Teachers who wish to complete a Masters in educational psychology while working may apply for a Special Teaching Needs Study Award from the Ministry of Education.
- Massey University website - information on the Postgraduate Diploma in Educational and Developmental Psychology
- Education.govt.nz website - information on special education study awards and scholarships
- Victoria University website - information on the Postgraduate Diploma and Master in Educational Psychology Practice
Forensic psychologists wishing to work at the Department of Corrections need to follow their Master's degree in psychology with some additional training. This could be either of:
- the Department of Corrections' supervision-to-registration programme, which involves 18 months of supervised practice

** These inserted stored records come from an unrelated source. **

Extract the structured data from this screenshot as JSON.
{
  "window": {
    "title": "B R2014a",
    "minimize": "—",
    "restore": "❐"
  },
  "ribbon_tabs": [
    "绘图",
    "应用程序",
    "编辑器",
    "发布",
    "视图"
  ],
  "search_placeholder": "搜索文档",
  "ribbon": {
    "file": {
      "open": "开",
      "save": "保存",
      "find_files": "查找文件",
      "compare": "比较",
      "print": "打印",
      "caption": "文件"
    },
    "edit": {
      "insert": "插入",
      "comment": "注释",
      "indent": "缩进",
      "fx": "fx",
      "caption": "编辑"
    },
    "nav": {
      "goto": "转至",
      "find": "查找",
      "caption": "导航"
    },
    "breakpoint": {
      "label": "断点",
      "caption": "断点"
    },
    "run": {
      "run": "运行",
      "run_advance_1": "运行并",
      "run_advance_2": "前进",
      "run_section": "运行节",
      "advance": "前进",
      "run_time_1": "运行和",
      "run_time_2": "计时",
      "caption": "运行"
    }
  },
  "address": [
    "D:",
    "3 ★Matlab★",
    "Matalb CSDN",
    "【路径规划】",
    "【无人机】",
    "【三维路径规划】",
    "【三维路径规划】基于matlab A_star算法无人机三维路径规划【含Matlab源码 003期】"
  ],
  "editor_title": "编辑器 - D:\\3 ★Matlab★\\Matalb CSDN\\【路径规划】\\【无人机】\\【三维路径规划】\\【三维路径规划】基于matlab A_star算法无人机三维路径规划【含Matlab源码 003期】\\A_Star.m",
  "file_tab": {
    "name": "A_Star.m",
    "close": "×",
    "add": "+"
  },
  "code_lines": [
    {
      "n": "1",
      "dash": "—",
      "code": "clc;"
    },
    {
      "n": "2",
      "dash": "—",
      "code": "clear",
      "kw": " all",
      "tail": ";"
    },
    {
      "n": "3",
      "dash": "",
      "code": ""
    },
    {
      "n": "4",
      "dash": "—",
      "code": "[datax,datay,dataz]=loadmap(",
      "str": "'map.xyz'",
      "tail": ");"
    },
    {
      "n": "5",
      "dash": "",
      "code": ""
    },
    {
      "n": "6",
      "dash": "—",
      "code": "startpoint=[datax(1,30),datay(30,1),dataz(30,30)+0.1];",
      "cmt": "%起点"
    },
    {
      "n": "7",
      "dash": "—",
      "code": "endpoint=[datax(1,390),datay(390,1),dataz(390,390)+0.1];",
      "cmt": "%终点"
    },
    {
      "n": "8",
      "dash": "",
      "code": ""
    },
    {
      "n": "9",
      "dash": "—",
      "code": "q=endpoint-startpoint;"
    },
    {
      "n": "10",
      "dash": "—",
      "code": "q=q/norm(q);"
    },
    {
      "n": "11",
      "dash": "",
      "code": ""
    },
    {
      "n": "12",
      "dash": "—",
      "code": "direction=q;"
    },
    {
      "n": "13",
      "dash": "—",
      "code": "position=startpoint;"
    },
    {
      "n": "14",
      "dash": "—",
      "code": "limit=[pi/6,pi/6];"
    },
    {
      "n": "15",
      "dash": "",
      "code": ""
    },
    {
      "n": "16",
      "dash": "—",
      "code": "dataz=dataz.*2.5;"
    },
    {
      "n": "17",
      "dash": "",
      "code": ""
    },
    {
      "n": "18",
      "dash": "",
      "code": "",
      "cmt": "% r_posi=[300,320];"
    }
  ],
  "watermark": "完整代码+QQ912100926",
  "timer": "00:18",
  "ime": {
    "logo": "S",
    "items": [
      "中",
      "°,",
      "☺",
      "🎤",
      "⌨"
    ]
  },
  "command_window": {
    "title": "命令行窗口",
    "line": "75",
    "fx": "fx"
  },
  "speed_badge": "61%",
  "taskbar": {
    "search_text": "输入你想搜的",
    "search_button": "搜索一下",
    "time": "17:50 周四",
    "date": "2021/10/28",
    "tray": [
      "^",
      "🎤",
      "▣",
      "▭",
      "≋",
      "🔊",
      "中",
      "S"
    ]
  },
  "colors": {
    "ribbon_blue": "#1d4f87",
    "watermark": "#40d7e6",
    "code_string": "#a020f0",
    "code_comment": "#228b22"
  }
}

- a postgraduate diploma or Doctorate in clinical psychology.
Useful experience for psychologists includes work with:
- community groups and recovering mental health clients living in the community
- criminal offenders
- support agencies such as Samaritans Aotearoa/New Zealand or Youthline.
Other useful experience includes:
- social work, court, or probation services
- teaching or research in related fields.
Psychologists need to be:
- able to relate to people from a range of cultures and backgrounds
- caring, patient and non-judgemental
- able to influence others
- able to keep information private
- able to work well under pressure
- good at making decisions.
Psychologists need to have knowledge of:
- human behaviour and thought patterns
- psychological assessment and intervention methods
- social and cultural issues affecting their clients, families and communities
- research methods and statistics
- counselling and dispute resolution
- theories and research in their specialised field of psychology
- relevant laws, court procedures and professional ethics.
- usually work regular business hours, but may have to work evenings and weekends
- work in a range of places, including offices, hospitals and health care facilities, schools and universities, prisons, and private clinics
- may work in emotionally draining and stressful circumstances
- may travel locally to visit clients, or nationally to attend workshops and conferences.
A tertiary entrance qualification is required to enter further training. Useful subjects include English, maths, science, health education and social studies.
Psychologists can move into research, teaching, policy development, clinical, advisory, or managerial roles.
Psychologists can specialise in a number of roles, including:
- Clinical Psychologist
- Clinical psychologists assess and treat people's behavioural and mental health problems.
- Community Psychologist
- Community psychologists assess and improve the ways people and their communities affect each other.
- Educational and Developmental Psychologist
- Educational and developmental psychologists work with students, parents, educators and mental health services to develop supportive environments for students with learning difficulties.
- Forensic Psychologist
- Forensic psychologists provide assessment, intervention, research and opinions in legal and criminal court proceedings. They also assess and treat prisoners.
- Health Psychologist
- Health psychologists assist people to manage diseases they suffer from and maintain a healthy lifestyle.
- Organisational Psychologist
- Organisational psychologists help organisations to achieve their goals through areas such as staff recruitment and development, safety and wellbeing, conflict resolution and workforce planning.
- Psychologist and Board-Certified Behaviour Analyst (BCBA)
- Psychologist and board-certified behaviour analysts work to reduce challenging behaviours, or to increase skills to improve a person’s quality of life.
- Sports Psychologist
- Sports psychologists work with sportspeople to help them succeed in their sport.
Years Of Training6-7 years of training required.
To become a psychologist you need:
- a Master's or higher degree in psychology
- 1,500 hours of closely supervised practice, approved and evaluated by the New Zealand Psychologists Board
- to be registered with the New Zealand Psychologists Board.
The Vulnerable Children Act 2014 means that if you have certain serious convictions, you can’t be employed in a role where you are responsible for, or work alone with, children.